[Entries from a dataset of interfaces]
▼

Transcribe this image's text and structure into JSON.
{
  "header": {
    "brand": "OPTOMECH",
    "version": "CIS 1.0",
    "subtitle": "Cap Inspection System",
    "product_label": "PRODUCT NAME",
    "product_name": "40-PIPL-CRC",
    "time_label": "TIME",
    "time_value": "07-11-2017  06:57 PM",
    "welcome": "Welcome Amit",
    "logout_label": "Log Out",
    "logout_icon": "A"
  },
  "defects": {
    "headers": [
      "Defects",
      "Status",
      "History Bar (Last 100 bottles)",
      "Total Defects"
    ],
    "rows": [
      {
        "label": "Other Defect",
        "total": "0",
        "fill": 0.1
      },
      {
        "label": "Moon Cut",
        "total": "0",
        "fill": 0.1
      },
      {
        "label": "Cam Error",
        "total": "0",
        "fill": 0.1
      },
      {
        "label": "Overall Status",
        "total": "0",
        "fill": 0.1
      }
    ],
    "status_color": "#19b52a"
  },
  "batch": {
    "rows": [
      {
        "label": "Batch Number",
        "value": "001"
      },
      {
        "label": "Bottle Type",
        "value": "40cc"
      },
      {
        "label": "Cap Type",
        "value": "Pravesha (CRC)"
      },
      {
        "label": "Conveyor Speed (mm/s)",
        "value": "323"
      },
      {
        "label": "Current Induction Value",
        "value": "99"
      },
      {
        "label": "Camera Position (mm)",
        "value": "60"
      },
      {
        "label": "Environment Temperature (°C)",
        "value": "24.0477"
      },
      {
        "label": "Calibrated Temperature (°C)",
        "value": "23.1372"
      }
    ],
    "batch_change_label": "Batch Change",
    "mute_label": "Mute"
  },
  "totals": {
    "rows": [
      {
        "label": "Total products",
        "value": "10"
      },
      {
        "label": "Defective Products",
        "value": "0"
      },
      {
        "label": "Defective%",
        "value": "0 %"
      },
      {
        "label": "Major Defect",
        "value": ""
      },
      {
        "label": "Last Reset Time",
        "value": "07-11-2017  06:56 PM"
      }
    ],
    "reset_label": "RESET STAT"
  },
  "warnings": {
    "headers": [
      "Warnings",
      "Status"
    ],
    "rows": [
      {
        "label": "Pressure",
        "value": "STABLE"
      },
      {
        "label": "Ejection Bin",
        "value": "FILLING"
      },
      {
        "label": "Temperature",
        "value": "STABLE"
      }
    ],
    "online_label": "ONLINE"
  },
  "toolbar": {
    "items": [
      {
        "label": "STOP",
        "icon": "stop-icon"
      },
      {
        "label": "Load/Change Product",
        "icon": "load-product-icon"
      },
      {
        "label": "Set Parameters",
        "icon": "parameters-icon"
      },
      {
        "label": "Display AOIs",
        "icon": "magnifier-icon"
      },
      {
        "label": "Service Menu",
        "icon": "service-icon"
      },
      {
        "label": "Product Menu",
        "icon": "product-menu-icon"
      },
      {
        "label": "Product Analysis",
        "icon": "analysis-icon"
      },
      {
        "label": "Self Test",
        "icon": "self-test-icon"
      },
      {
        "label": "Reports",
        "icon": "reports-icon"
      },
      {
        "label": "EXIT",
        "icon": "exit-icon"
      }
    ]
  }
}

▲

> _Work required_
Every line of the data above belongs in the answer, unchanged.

> _Written response_
Transcribe this image's text and structure into JSON.
{
  "header": {
    "brand": "OPTOMECH",
    "version": "CIS 1.0",
    "subtitle": "Cap Inspection System",
    "product_label": "PRODUCT NAME",
    "product_name": "40-PIPL-CRC",
    "time_label": "TIME",
    "time_value": "07-11-2017  06:57 PM",
    "welcome": "Welcome Amit",
    "logout_label": "Log Out",
    "logout_icon": "A"
  },
  "defects": {
    "headers": [
      "Defects",
      "Status",
      "History Bar (Last 100 bottles)",
      "Total Defects"
    ],
    "rows": [
      {
        "label": "Other Defect",
        "total": "0",
        "fill": 0.1
      },
      {
        "label": "Moon Cut",
        "total": "0",
        "fill": 0.1
      },
      {
        "label": "Cam Error",
        "total": "0",
        "fill": 0.1
      },
      {
        "label": "Overall Status",
        "total": "0",
        "fill": 0.1
      }
    ],
    "status_color": "#19b52a"
  },
  "batch": {
    "rows": [
      {
        "label": "Batch Number",
        "value": "001"
      },
      {
        "label": "Bottle Type",
        "value": "40cc"
      },
      {
        "label": "Cap Type",
        "value": "Pravesha (CRC)"
      },
      {
        "label": "Conveyor Speed (mm/s)",
        "value": "323"
      },
      {
        "label": "Current Induction Value",
        "value": "99"
      },
      {
        "label": "Camera Position (mm)",
        "value": "60"
      },
      {
        "label": "Environment Temperature (°C)",
        "value": "24.0477"
      },
      {
        "label": "Calibrated Temperature (°C)",
        "value": "23.1372"
      }
    ],
    "batch_change_label": "Batch Change",
    "mute_label": "Mute"
  },
  "totals": {
    "rows": [
      {
        "label": "Total products",
        "value": "10"
      },
      {
        "label": "Defective Products",
        "value": "0"
      },
      {
        "label": "Defective%",
        "value": "0 %"
      },
      {
        "label": "Major Defect",
        "value": ""
      },
      {
        "label": "Last Reset Time",
        "value": "07-11-2017  06:56 PM"
      }
    ],
    "reset_label": "RESET STAT"
  },
  "warnings": {
    "headers": [
      "Warnings",
      "Status"
    ],
    "rows": [
      {
        "label": "Pressure",
        "value": "STABLE"
      },
      {
        "label": "Ejection Bin",
        "value": "FILLING"
      },
      {
        "label": "Temperature",
        "value": "STABLE"
      }
    ],
    "online_label": "ONLINE"
  },
  "toolbar": {
    "items": [
      {
        "label": "STOP",
        "icon": "stop-icon"
      },
      {
        "label": "Load/Change Product",
        "icon": "load-product-icon"
      },
      {
        "label": "Set Parameters",
        "icon": "parameters-icon"
      },
      {
        "label": "Display AOIs",
        "icon": "magnifier-icon"
      },
      {
        "label": "Service Menu",
        "icon": "service-icon"
      },
      {
        "label": "Product Menu",
        "icon": "product-menu-icon"
      },
      {
        "label": "Product Analysis",
        "icon": "analysis-icon"
      },
      {
        "label": "Self Test",
        "icon": "self-test-icon"
      },
      {
        "label": "Reports",
        "icon": "reports-icon"
      },
      {
        "label": "EXIT",
        "icon": "exit-icon"
      }
    ]
  }
}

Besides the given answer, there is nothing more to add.